Ricketts conjectured that, like herself, many teachers would want to learn something in a professional development session that they can use right away in their classrooms. That was not something that seemed to have happened during the pandemic in the school, which received more than $4 million in relief funds through the Elementary and Secondary School Emergency Relief fund. White said the professional development programming takes him out of his teaching groove and makes him feel less of a veteran teacher than he had felt before, that it is not money well spent, and that many a professional development program can have all of the people involved working hard while simultaneously be hardly working towards the goals that they set out to achieve.

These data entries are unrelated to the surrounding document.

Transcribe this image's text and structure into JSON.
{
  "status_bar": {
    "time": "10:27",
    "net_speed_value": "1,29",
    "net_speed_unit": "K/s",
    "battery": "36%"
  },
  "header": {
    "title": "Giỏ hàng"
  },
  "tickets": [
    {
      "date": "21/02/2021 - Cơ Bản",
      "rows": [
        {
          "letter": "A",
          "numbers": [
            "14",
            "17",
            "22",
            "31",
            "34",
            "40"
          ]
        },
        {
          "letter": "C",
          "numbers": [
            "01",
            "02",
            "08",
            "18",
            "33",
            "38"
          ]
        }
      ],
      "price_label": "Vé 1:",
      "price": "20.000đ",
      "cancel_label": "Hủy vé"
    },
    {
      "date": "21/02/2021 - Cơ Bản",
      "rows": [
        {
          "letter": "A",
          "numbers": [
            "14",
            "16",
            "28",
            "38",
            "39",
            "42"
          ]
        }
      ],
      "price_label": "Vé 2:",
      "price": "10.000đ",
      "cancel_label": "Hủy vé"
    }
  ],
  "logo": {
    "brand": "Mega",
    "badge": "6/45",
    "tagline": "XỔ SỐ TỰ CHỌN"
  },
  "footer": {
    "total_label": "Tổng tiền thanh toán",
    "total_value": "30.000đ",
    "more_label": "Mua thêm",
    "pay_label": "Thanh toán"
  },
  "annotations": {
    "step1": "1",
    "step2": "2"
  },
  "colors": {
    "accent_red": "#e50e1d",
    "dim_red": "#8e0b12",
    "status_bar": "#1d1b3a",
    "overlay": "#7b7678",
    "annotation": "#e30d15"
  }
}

At least one professional development provider, Jen Holland-Marks, said she got into the field after seeing as a teacher that “sit and get” styles of professional development were not working. Holland-Marks said she has changed her approach over time, to emphasize ongoing engagement with schools and repeat visits rather than one-shot events. She said her business had boomed during the pandemic, in part because she’d already developed some asynchronous online content, and districts had relief money to spend.
Academic research has found mixed results about the effect of teacher professional development on student learning. A 1998 paper by Joshua Angrist and Victory Lavy about the Jerusalem schools found that, at least in non-religious schools, “teacher training provided a less costly means of increasing test scores than reducing class size or adding school hours.” Closer to home, however, a 2002 paper by Brian Jacob and Lars Lefgren looked at Chicago and found “marginal increases in-service training have no statistically or academically significant effect on either reading or math achievement.” In a 2009 review article, Harvard education professor Heather C. Hill acknowledged that a few boutique programs backed by research evidence “serve a handful of fortunate teachers” but concluded that “most teachers receive uninspired and often poor-quality professional development and related learning opportunities.”
The frustrating reality that billions of dollars are being spent on teacher professional development that takes hours of effort for mediocre or nonexistent results has sparked a lot of conversation. That, in turn, often leads to more revamped professional development programs with additional murky outcomes.
Eventually, the federal, state and local lawmakers authorizing all the spending may take notice and decide the money and teacher time may be better directed elsewhere. If professional development providers aim to avert that, they may need to do a better job of showing concrete results for students—or at least, and perhaps relatedly, of not frustrating the teachers who are supposedly being developed.
Bernadette Looney is an undergraduate at Harvard College studying Government.